A day after the Hamilton collision on the centerfield wall, something happened that made Rangers fans feel a September collapse was imminent. Texas was trying to avoid a sweep but entered the 9th inning trailing 6-2. They formed a rally and cut the lead to 6-5 with a Nelson Cruz single. Christian Guzman scored and Michael Young rounded third in an attempt to tie the game. Dave Anderson threw up a late stop sign and Young scrambled back into third base safely. That's when chaos rained down on the Rangers.
Crew chief Tim Tschida calls Michael Young out due to coach's interference. What? Coach's Interference? Yes. According to Rule 7.09(h) of the MLB Rule Book: "It is interference when, in the judgment of the umpire, the base coach at third base or first base, by touching or holding the runner, physically assists him in returning to or leaving third base or first base." There's no doubt that Anderson didn't assist Young back to third base, but it doesn't matter. It's not Tim Tschida's fault or Dave Anderson's fault. Minnesota is the one to blame here.
I'm leaving out last year's weekend in June in which Scott Baker and Francisco Liriano shut down the Rangers in a couple of games that were 2 1/2 hours. The Rangers would fall in their next three games, leading to a five game losing streak. I'm sure the Rangers enjoy going to that huge mall up there, but other than that Minnessota has been a toilet for the Rangers. Next stop...Boston...but after that...Detroit....
Overal the Rangers were 3-6 at Comerica Park last year. 1-2 in the ALCS and 2-4 in the regular season. Since the Ron Washington era began in 2007, the Rangers are 7-17 in Detroit. Yikes.
April 10, 2009-The Kris Benson Start
The Rangers opened the 2009 season with a 3 game sweep over the Cleveland Indians. Hope was in the air. They hit the road for the first road trip of the season and ran into Comerica Park with the pitching probables Armando Galarraga and Kris Benson. The Rangers lost 15-2. All the hype from the 3-0 start was crushed into oblivion. At one point Kris Benson started for the Rangers. One of his few starts was at Detroit and I remember that dark day so vividly.

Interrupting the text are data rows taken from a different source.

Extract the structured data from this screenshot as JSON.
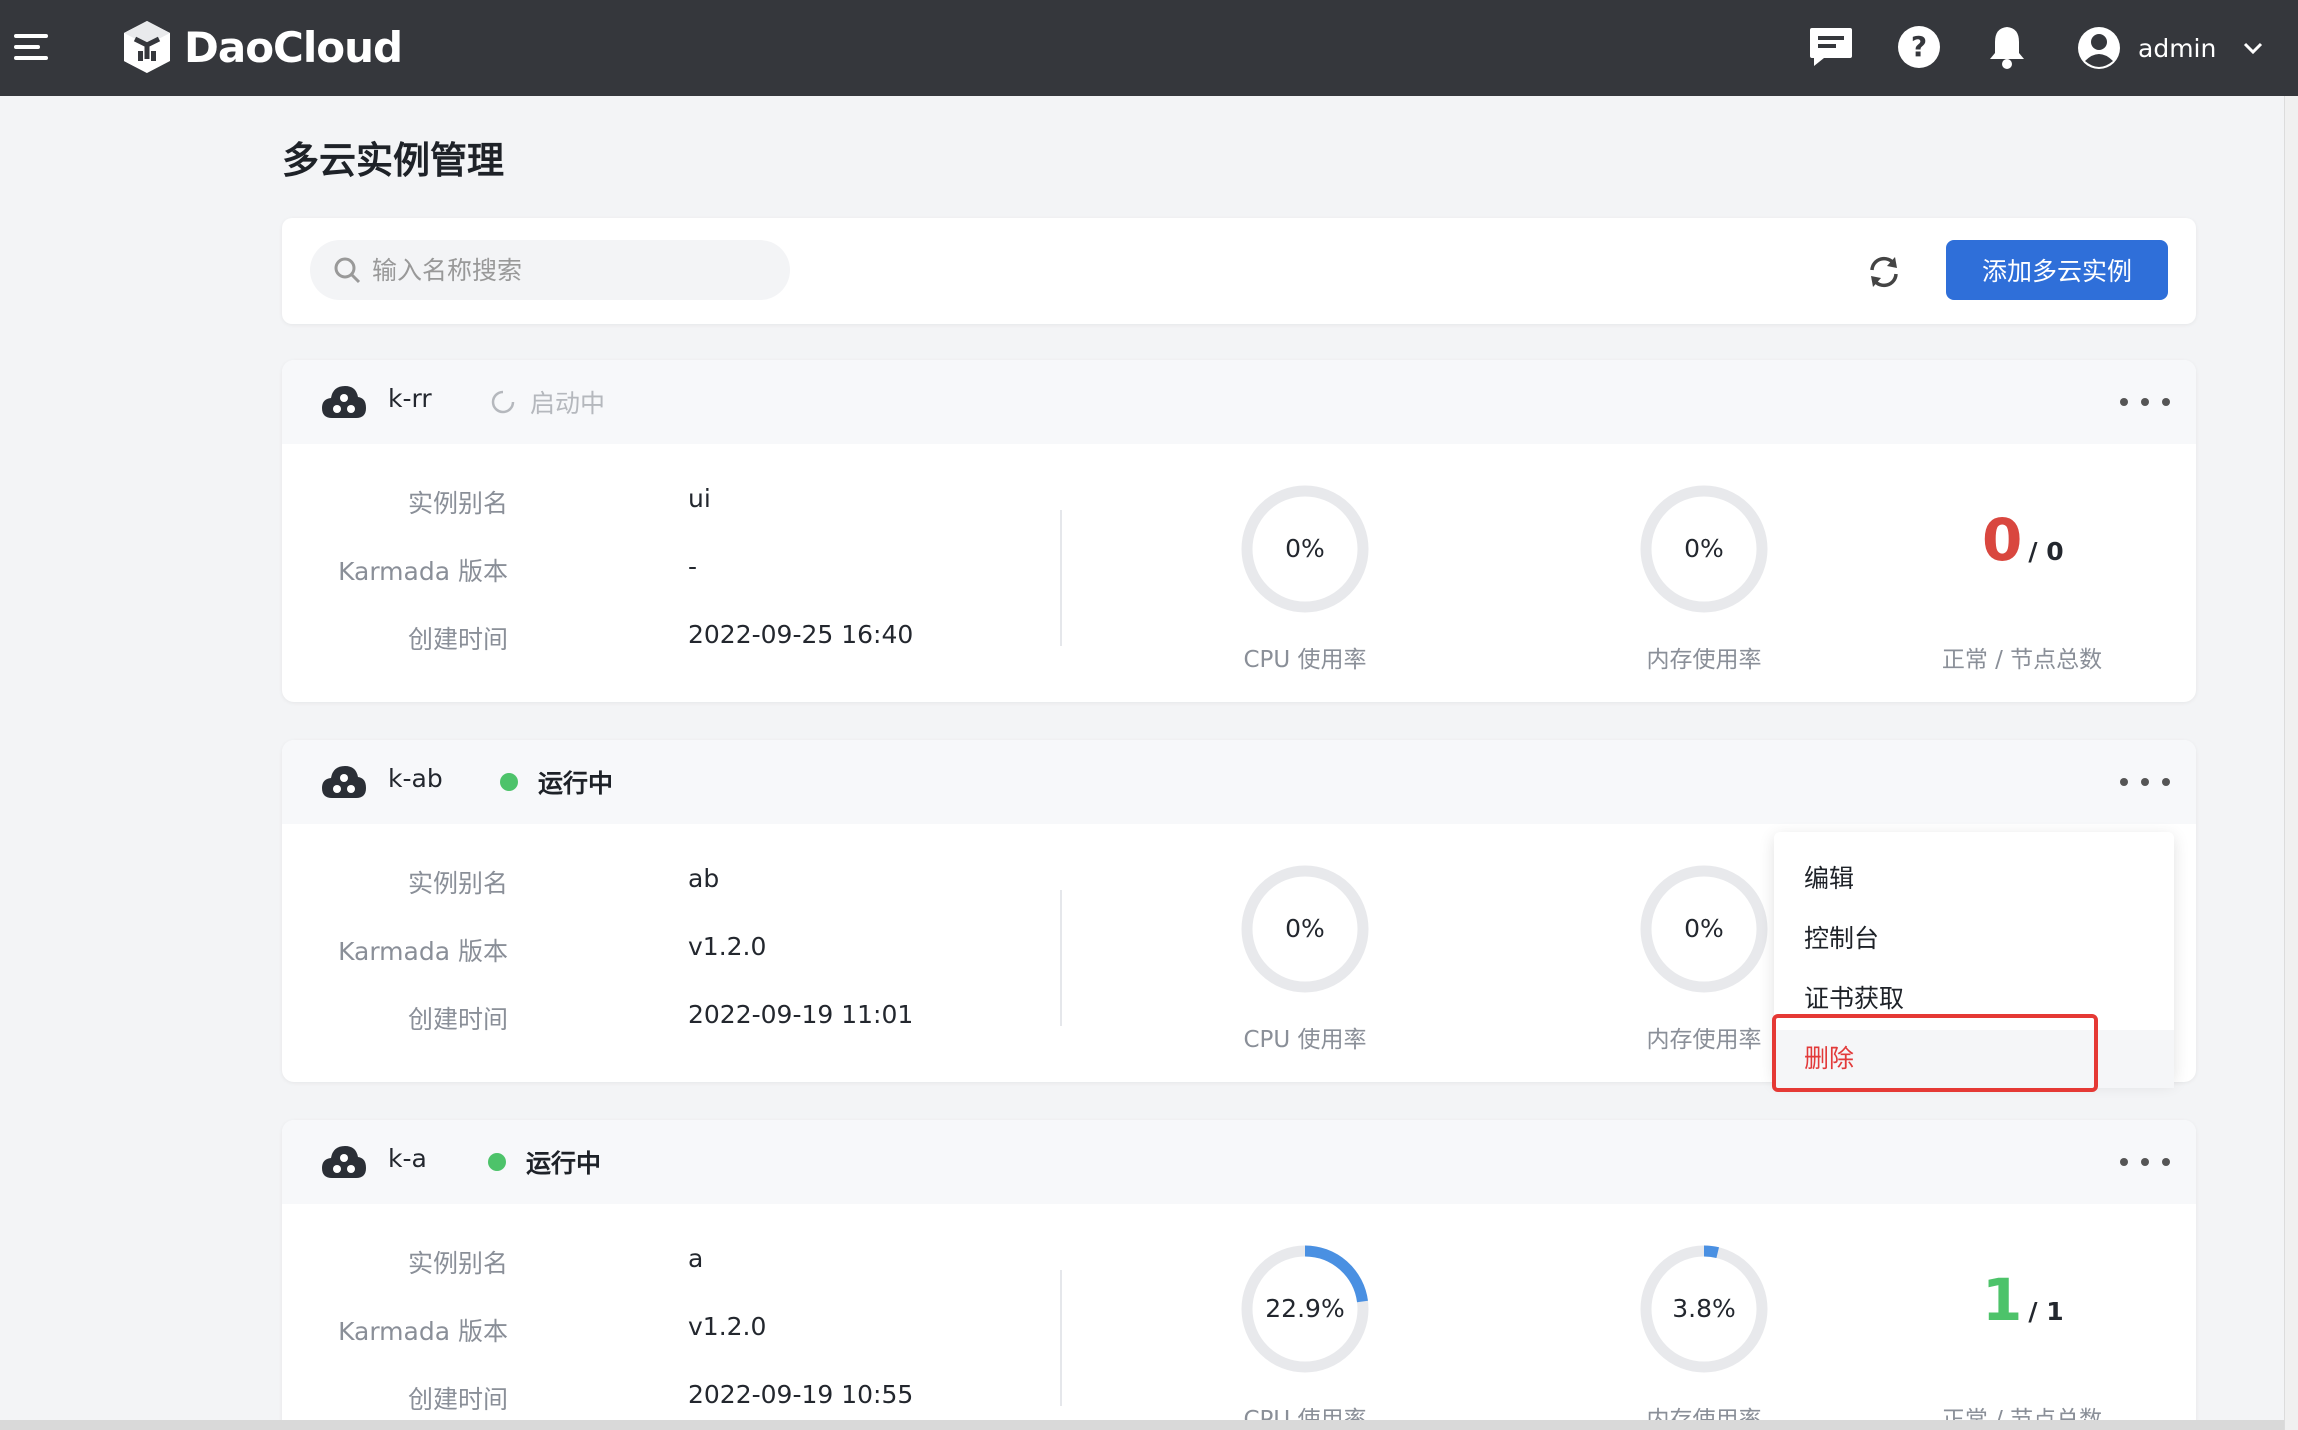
{
  "topbar": {
    "brand": "DaoCloud",
    "username": "admin"
  },
  "page": {
    "title": "多云实例管理"
  },
  "toolbar": {
    "search_placeholder": "输入名称搜索",
    "add_label": "添加多云实例"
  },
  "labels": {
    "alias": "实例别名",
    "karmada": "Karmada 版本",
    "created": "创建时间",
    "cpu": "CPU 使用率",
    "mem": "内存使用率",
    "nodes": "正常 / 节点总数"
  },
  "colors": {
    "accent": "#2f6fd9",
    "running": "#4dc36a",
    "danger": "#e23a3a",
    "nodes_zero": "#d9473f",
    "nodes_ok": "#4dc36a",
    "gauge_track": "#e8e9ec",
    "gauge_fill": "#4a90e2"
  },
  "instances": [
    {
      "name": "k-rr",
      "status": "启动中",
      "status_kind": "starting",
      "alias": "ui",
      "karmada_version": "-",
      "created": "2022-09-25 16:40",
      "cpu_text": "0%",
      "cpu_value": 0,
      "mem_text": "0%",
      "mem_value": 0,
      "nodes_normal": "0",
      "nodes_total": "/ 0"
    },
    {
      "name": "k-ab",
      "status": "运行中",
      "status_kind": "running",
      "alias": "ab",
      "karmada_version": "v1.2.0",
      "created": "2022-09-19 11:01",
      "cpu_text": "0%",
      "cpu_value": 0,
      "mem_text": "0%",
      "mem_value": 0,
      "nodes_normal": "",
      "nodes_total": ""
    },
    {
      "name": "k-a",
      "status": "运行中",
      "status_kind": "running",
      "alias": "a",
      "karmada_version": "v1.2.0",
      "created": "2022-09-19 10:55",
      "cpu_text": "22.9%",
      "cpu_value": 22.9,
      "mem_text": "3.8%",
      "mem_value": 3.8,
      "nodes_normal": "1",
      "nodes_total": "/ 1"
    }
  ],
  "menu": {
    "items": [
      "编辑",
      "控制台",
      "证书获取",
      "删除"
    ]
  }
}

Nothing else needs to be said.
April 12, 2011-Hamilton Dives Home
The mission to keep Josh Hamilton healthy is a recurring theme. But for a lot of reasons, it's a doomed quest. I think you can live with 130 games from the guy. Crashing into walls, diving in the outfield, and basic wear and tear will happen, but an injury sustained diving headfirst into home plate is really frustrating. Hamilton was sent home on the popout because the catcher had evacuated home plate to catch persue the ball. 3rd base coach Dave Anderson noticed that nobody was covering home and sent Hamiton after the catch had been made.
The result was a run scored, but a a broken humerus bone. Not only did it sideline Hamilton for nearly two months, but it also created a little bit of drama between him and Anderson as Hamilton called the play "stupid". Whether the play was stupid or not, it didn't end up having an extreme impact on the season -- as the Rangers won the division easily. Still, the play furthermore presents another awful memory from Comerica Park.

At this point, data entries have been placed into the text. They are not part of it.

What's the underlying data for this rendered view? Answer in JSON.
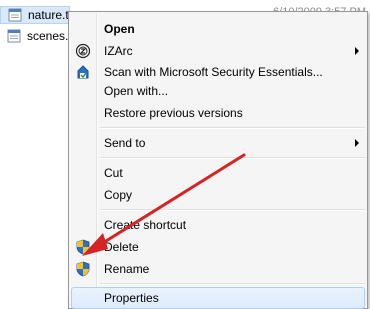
{
  "files": [
    {
      "name": "nature.t",
      "selected": true
    },
    {
      "name": "scenes.t",
      "selected": false
    }
  ],
  "file_date": "6/10/2009 3:57 PM",
  "context_menu": {
    "open": "Open",
    "izarc": "IZArc",
    "scan": "Scan with Microsoft Security Essentials...",
    "open_with": "Open with...",
    "restore": "Restore previous versions",
    "send_to": "Send to",
    "cut": "Cut",
    "copy": "Copy",
    "create_shortcut": "Create shortcut",
    "delete": "Delete",
    "rename": "Rename",
    "properties": "Properties"
  },
  "colors": {
    "annotation_arrow": "#d42424",
    "menu_background": "#f5f5f5",
    "selection_highlight": "#d9e9fb"
  }
}
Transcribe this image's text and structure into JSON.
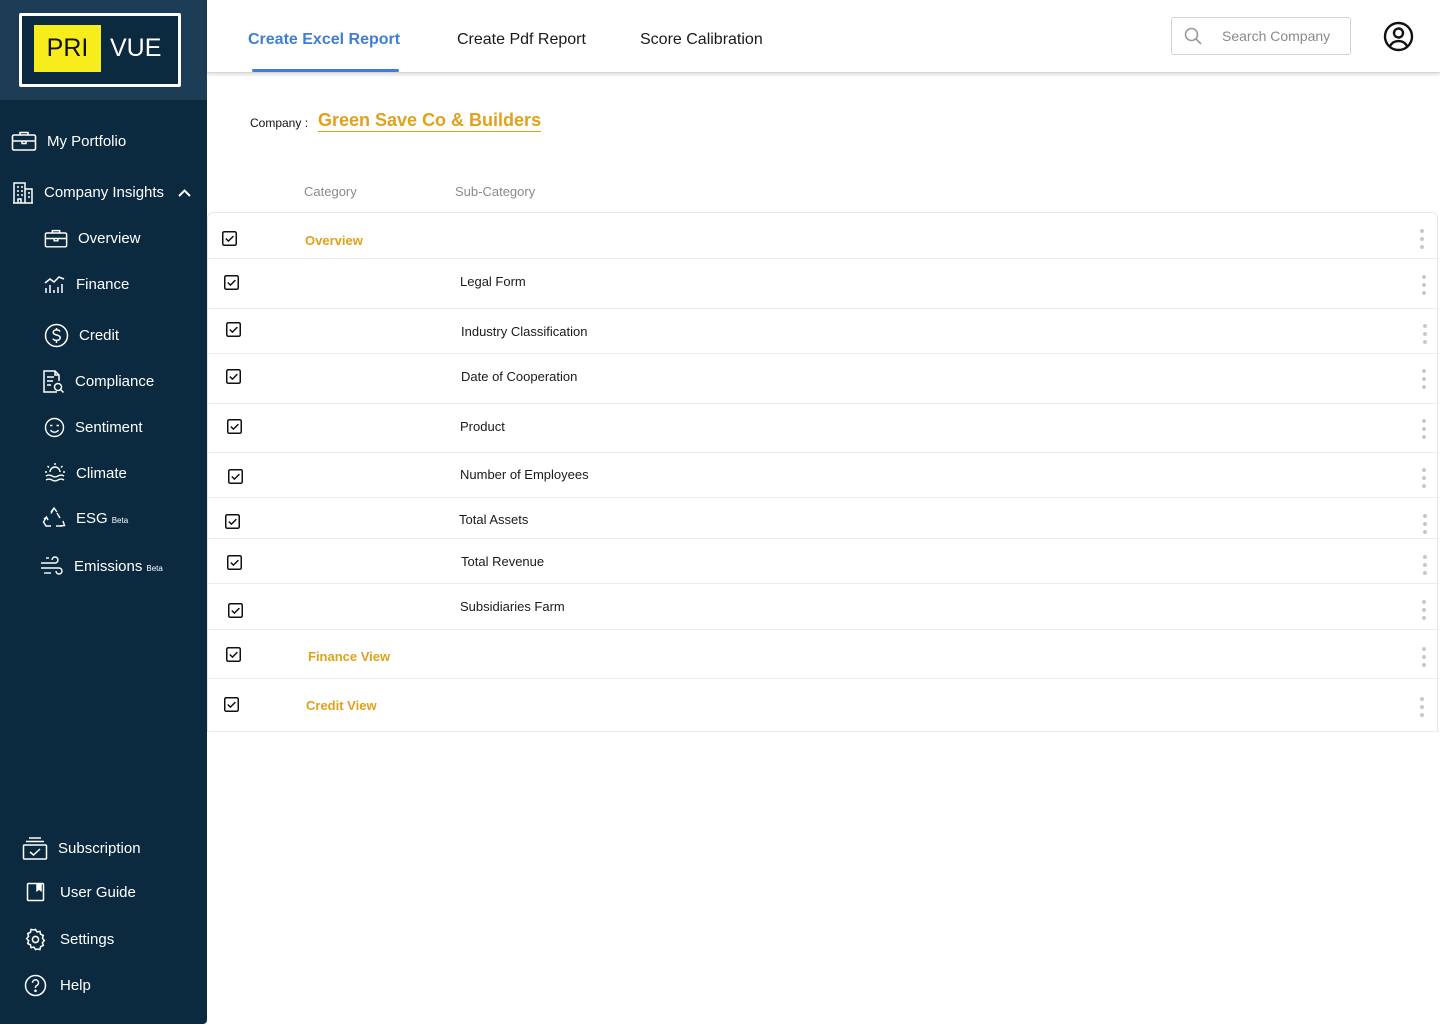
{
  "brand": {
    "logo_left": "PRI",
    "logo_right": "VUE",
    "logo_highlight": "#f7ec1c",
    "accent": "#e0a11b",
    "link_blue": "#3f7fd3",
    "sidebar_bg": "#0b2a40"
  },
  "sidebar": {
    "portfolio": {
      "label": "My Portfolio",
      "icon": "briefcase-icon"
    },
    "insights": {
      "label": "Company Insights",
      "icon": "building-icon",
      "expanded": true
    },
    "sub_items": [
      {
        "label": "Overview",
        "icon": "briefcase-icon"
      },
      {
        "label": "Finance",
        "icon": "finance-chart-icon"
      },
      {
        "label": "Credit",
        "icon": "dollar-icon"
      },
      {
        "label": "Compliance",
        "icon": "document-search-icon"
      },
      {
        "label": "Sentiment",
        "icon": "smiley-icon"
      },
      {
        "label": "Climate",
        "icon": "climate-icon"
      },
      {
        "label": "ESG",
        "badge": "Beta",
        "icon": "recycle-icon"
      },
      {
        "label": "Emissions",
        "badge": "Beta",
        "icon": "wind-icon"
      }
    ],
    "bottom_items": [
      {
        "label": "Subscription",
        "icon": "subscription-icon"
      },
      {
        "label": "User Guide",
        "icon": "book-icon"
      },
      {
        "label": "Settings",
        "icon": "gear-icon"
      },
      {
        "label": "Help",
        "icon": "help-icon"
      }
    ]
  },
  "header": {
    "tabs": [
      {
        "label": "Create Excel Report",
        "active": true
      },
      {
        "label": "Create Pdf Report",
        "active": false
      },
      {
        "label": "Score Calibration",
        "active": false
      }
    ],
    "search_placeholder": "Search Company"
  },
  "company": {
    "label": "Company :",
    "name": "Green Save Co & Builders"
  },
  "table": {
    "columns": [
      "Category",
      "Sub-Category"
    ],
    "rows": [
      {
        "category": "Overview",
        "subcategory": "",
        "checked": true
      },
      {
        "category": "",
        "subcategory": "Legal Form",
        "checked": true
      },
      {
        "category": "",
        "subcategory": "Industry Classification",
        "checked": true
      },
      {
        "category": "",
        "subcategory": "Date of Cooperation",
        "checked": true
      },
      {
        "category": "",
        "subcategory": "Product",
        "checked": true
      },
      {
        "category": "",
        "subcategory": "Number of Employees",
        "checked": true
      },
      {
        "category": "",
        "subcategory": "Total Assets",
        "checked": true
      },
      {
        "category": "",
        "subcategory": "Total Revenue",
        "checked": true
      },
      {
        "category": "",
        "subcategory": "Subsidiaries Farm",
        "checked": true
      },
      {
        "category": "Finance View",
        "subcategory": "",
        "checked": true
      },
      {
        "category": "Credit View",
        "subcategory": "",
        "checked": true
      }
    ]
  }
}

I know i'm talking about single past examples of horrid events, but the whole point of this is to push across the point that patience is important. Expectations are higher than ever, and there will be knee-jerking from the media and fans anytime the club loses three in a row. Don't panic. This is the best team in the American League West. Everything will play out just fine, but expect some bumps in the road during the first month of the season, especially week two.
Kevin Turner works at Sports Radio 1310 The Ticket and is a card carrying member of Team Having Fun. You can email him at email@example.com or reach him on twitter at @kt1310.